All of this adds up to a situation in which competitive balance allows more players to get involved in 5G rollouts and get mobile network advances out to market faster.
What does new spectrum mean?
In simple terms - really fast mobile connectivity. In a statement, Tom Wheeler, chairman of the FCC, explained that the move toward 5G will not be an iterative, generational step forward. Instead, it will serve as a huge leap in mobile network performance, bringing LTE speeds to a place where they can realistically keep up with the performance offered by fiber-optic infrastructure. Wheeler said that 5G will likely end up being 10 or even 100 times faster than existing 4G networks, creating a level of responsiveness that will allow for real-time communications. All told, 5G could change the world.
"Our broadband networks - wired and wireless - will define what our world is going to be like," said Wheeler. "From job creation, to education, to healthcare, to energy and on down the line, these networks will unleash new innovations, making the impossible possible. We have the incredible privilege of helping to shape that connected future. Today, we take the most significant steps yet to enable the next generation of wireless connectivity."
Wheeler explained that the combination of large data capacities and blistering speeds offered by 5G will set the path for innovation in a variety of areas that have long been discussed as powerful, emerging technological advances, including:
With the U.S. being the first nation to step forward into the high frequency spectrums that allow for 5G communications, Wheeler believes the nation is following a similar formula to the competitive balance that allowed 4G connectivity to flourish in the country.

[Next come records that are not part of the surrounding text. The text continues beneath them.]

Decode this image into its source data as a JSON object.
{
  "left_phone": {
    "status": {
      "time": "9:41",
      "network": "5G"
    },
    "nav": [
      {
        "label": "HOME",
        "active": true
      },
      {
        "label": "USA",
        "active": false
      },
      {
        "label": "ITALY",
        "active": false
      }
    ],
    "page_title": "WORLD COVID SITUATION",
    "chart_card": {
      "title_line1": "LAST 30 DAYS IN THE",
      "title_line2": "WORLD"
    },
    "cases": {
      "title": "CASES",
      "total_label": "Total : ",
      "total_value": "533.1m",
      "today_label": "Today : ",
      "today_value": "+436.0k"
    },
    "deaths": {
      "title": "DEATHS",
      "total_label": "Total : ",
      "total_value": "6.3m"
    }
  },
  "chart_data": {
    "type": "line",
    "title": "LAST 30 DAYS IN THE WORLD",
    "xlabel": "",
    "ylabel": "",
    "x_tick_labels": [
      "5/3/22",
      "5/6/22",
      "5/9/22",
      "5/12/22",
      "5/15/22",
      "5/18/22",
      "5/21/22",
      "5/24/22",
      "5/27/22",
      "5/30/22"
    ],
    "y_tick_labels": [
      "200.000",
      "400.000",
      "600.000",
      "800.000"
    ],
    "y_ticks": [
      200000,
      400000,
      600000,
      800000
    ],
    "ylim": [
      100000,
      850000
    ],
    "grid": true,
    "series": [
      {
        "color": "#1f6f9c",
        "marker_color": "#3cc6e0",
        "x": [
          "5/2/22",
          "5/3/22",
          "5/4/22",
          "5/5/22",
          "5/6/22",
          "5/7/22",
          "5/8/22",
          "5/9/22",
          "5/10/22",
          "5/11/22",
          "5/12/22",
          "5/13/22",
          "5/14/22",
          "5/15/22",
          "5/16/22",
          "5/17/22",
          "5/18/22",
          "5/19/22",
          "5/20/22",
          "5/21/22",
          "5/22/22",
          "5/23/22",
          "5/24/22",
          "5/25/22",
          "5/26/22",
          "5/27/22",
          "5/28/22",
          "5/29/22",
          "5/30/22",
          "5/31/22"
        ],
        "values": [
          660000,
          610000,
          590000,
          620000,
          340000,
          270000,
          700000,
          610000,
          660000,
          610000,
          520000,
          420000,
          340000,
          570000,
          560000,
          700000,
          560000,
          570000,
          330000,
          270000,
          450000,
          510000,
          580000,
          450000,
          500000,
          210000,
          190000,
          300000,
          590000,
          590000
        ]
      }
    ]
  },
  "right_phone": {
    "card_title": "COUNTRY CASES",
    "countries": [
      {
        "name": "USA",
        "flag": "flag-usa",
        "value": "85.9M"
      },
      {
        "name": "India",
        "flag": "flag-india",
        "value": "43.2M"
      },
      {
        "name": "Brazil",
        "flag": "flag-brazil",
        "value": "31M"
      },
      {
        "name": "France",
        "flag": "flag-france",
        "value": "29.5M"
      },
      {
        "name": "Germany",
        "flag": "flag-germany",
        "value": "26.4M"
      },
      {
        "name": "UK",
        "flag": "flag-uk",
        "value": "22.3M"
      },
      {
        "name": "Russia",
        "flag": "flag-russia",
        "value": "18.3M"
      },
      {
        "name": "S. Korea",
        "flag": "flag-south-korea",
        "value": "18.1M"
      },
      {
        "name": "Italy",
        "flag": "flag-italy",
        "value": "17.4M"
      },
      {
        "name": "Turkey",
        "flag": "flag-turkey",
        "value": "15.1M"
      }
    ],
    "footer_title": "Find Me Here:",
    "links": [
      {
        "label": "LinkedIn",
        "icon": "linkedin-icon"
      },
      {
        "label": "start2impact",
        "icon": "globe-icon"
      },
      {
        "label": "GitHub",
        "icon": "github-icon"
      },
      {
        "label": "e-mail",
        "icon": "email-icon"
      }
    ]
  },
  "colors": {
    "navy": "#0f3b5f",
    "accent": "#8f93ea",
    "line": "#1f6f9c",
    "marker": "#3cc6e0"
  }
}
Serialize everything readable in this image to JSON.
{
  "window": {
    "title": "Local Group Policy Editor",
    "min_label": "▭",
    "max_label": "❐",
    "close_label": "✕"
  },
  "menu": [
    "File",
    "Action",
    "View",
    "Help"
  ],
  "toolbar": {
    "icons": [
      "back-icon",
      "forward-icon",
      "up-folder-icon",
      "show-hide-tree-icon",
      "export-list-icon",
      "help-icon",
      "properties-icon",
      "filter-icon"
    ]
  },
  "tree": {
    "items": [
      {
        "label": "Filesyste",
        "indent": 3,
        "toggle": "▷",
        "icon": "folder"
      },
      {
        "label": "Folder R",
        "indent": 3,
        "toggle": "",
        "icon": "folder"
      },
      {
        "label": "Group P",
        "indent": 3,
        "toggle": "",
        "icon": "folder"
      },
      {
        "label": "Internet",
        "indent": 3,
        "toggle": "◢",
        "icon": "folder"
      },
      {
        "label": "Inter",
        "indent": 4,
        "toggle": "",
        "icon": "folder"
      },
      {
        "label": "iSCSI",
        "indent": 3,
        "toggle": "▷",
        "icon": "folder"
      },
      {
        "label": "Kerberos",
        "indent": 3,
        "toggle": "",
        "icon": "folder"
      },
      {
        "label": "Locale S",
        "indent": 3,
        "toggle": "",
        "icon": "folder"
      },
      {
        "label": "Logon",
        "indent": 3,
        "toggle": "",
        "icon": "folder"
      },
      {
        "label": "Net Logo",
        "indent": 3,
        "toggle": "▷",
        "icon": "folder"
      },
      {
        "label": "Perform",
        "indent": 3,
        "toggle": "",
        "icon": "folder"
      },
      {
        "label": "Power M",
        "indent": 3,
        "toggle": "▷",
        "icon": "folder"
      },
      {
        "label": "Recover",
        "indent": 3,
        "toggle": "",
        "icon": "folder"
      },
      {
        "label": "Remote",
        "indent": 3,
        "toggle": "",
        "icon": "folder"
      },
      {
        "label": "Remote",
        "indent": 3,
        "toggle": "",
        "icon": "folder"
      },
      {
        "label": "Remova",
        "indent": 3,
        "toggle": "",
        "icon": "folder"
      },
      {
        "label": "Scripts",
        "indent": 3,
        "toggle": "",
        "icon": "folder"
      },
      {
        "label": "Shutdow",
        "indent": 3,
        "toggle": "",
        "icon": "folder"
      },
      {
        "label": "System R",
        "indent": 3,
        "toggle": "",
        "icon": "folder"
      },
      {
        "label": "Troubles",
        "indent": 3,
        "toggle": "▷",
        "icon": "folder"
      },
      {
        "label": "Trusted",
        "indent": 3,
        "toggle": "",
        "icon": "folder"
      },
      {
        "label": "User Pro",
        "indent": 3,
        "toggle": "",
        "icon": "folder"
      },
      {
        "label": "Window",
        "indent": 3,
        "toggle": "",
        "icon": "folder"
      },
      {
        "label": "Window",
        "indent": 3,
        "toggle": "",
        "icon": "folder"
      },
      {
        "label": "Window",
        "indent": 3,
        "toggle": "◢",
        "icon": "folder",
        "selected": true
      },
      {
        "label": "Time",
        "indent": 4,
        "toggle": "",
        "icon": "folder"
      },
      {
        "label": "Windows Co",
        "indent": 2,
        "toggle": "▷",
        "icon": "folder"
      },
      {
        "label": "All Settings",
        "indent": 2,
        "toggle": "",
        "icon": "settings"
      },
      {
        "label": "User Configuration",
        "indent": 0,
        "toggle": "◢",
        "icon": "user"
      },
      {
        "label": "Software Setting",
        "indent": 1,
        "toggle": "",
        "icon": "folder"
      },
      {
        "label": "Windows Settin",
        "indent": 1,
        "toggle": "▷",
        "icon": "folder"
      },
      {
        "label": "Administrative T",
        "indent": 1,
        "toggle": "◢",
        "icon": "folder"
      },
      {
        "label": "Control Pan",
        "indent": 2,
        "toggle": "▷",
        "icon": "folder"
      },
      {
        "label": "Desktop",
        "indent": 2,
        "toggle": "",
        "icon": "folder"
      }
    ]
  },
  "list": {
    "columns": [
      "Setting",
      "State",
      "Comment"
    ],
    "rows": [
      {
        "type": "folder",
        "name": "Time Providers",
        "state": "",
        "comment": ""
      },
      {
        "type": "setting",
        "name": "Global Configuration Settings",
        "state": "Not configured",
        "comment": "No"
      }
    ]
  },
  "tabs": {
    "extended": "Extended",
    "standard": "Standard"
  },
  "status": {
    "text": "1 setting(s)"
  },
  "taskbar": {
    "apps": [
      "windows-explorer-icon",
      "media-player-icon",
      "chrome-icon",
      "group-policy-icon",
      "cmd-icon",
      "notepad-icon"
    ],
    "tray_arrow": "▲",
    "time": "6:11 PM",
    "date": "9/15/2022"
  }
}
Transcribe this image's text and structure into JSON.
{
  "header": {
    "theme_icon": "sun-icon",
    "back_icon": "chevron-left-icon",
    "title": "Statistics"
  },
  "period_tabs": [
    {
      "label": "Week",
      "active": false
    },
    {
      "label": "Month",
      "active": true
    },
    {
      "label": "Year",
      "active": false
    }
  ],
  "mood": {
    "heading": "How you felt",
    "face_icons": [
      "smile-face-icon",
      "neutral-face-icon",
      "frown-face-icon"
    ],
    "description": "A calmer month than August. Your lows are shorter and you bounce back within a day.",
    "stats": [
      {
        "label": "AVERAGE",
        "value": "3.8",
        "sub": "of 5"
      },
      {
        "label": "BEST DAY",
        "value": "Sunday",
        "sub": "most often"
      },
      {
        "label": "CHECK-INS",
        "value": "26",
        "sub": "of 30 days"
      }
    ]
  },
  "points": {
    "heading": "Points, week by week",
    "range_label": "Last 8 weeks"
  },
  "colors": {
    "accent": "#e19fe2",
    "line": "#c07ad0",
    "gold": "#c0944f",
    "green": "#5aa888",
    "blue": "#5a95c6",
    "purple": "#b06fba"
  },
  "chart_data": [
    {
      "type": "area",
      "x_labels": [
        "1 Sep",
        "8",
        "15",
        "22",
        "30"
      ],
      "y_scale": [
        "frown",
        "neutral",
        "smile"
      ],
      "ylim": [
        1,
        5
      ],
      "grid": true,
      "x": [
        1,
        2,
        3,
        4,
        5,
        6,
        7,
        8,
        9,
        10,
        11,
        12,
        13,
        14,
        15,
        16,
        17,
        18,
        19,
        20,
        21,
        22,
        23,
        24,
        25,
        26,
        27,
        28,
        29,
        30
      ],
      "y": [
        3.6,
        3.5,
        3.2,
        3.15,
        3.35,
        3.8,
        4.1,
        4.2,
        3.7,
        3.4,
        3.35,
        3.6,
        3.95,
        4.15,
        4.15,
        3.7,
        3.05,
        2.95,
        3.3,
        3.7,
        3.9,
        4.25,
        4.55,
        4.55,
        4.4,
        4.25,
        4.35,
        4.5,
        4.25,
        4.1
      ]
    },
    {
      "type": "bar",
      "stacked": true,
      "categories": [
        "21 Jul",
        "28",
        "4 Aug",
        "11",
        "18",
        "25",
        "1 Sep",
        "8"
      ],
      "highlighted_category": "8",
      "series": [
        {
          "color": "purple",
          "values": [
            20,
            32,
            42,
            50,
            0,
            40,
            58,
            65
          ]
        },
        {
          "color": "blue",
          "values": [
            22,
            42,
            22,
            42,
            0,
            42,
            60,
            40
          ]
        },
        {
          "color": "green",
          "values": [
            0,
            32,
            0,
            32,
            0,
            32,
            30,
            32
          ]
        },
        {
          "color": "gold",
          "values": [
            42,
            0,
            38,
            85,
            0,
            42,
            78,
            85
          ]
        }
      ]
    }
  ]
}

Wheeler explained that some telecoms have already begun exploring 5G in isolated pilot projects - such as Sprint offering speeds of more than 4 Gbps for 5G users at Copa America soccer tournament, which was held in Philadelphia, Pennsylvania.
Is your network ready for 5G?
Improving wireless speeds depends on more than just having high frequency spectrums available for use. Advanced spectrum capabilities make broadband wireless connections possible, but wired backhaul is necessary to actually move that data between wireless base stations and the rest of the telecommunications network. As 5G rises to allow for higher capacities and faster speeds, the backhaul infrastructure must be upgraded to keep up.
Fiber-optic cabling infrastructure interconnecting radio signal towers and wireless base stations with middle-mile telecom networks can help telecoms push past the limitations of existing backhaul systems to move data from wireless connections to the web in order to improve end-user experiences.
The backhaul problem can be acute in mobile networks for diverse reasons. For example:
These conditions present considerable barriers to making major backhaul upgrades, something that may be necessary as 5G gains prominence. Telecoms that want to get ahead can use tools like fiber-to-Ethernet media converters to overcome compatibility and interoperability challenges within the network, freeing them to mix-and-match cabling types based on what is most cost-efficient for each project. The result is simplified fiber integration into mobile networks, empowering telecoms to get ahead on the move to 5G.
Perle has an extensive range of Managed and Unmanaged Fiber Media Converters to extended copper-based Ethernet equipment over a fiber optic link, multimode to multimode, and multimode to single mode fiber up to 160km.